Thinking of switching to almond milk for the sake of the planet? Growing one almond requires about five litres of water and a large proportion of the world’s crop is produced in drought-stricken California. Hundreds of thousands of hectares there are planted with almond trees requiring irrigation and creating a monoculture that has been blamed for bee deaths and colony collapse.

Soy isn’t necessarily much better. The bulk of soy is grown for uses other than milk, such as animal feed, and the crop requires vast expanses of land. Soybean crops have contributed to deforestation and the loss of valuable ecosystems, having a devastating effect on species in vulnerable areas such as the Amazon. So although the average European consumes an estimated 61kg of soy each year, most of that is indirectly via animal proteins rather than from tofu or soy milk.

The downside of store-bought, plant-based milks is they are highly processed, some are sweetened and nutritional benefits vary. Almond is lower in protein than dairy; soy has much less calcium (you can buy calcium-fortified soy milk but it isn’t quite as well absorbed); rice milk has more calcium but is lower in protein and higher in carbohydrate.

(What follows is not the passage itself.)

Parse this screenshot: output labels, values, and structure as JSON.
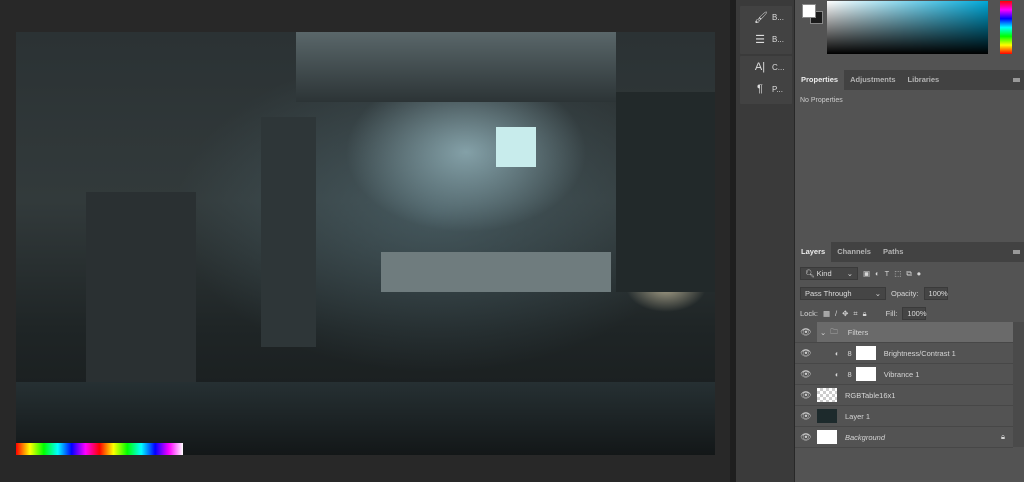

The environmental impact of dairy farming in this country is quite properly under scrutiny, but cows’ milk products do provide good-value nourishment – a useful package of protein, vitamins A, B12 and riboflavin, and important minerals such as calcium, iodine, phosphorus and zinc. Adults should aim for two servings daily; children and older adults should try for three.

Eat up

So you’ve reduced your animal proteins, switched to sustainable seafood and started eating locally and seasonally. But if you’re throwing out food rather than consuming it, you’re wasting the resources that went into its production and sending it to a landfill where it will release methane as it decomposes without oxygen.

A third of food produced for human consumption is lost or wasted, according to the UN. That accounts for 4.4 gigatonnes of greenhouse gas emissions – so if food waste were a country, it would be the third-largest producer of carbon emissions behind China and the US.

In New Zealand, we throw away 122,547 tonnes of food a year. The most wasted item is bread, but we’re also chucking away leftovers, potatoes, apples, poultry, bananas and lettuce. And larger households, such as families and big flats, tend to waste most food.

The website lovefoodhatewaste.co.nz is filled with tips for storing food (keep your onions away from your potatoes or they’ll cause each other to sprout) and for using leftovers and recipes that incorporate stuff we tend to bin – even a banana-peel dhal for the more adventurous palate.

Since the Love Food Hate Waste campaign began in 2015, there’s been a decrease in waste and a reported increase in community fridges and food banks, where businesses and the public can donate edible food that would otherwise go to waste, helping feed the hungry in the process.

This article was first published in the October 21, 2017 issue of the New Zealand Listener.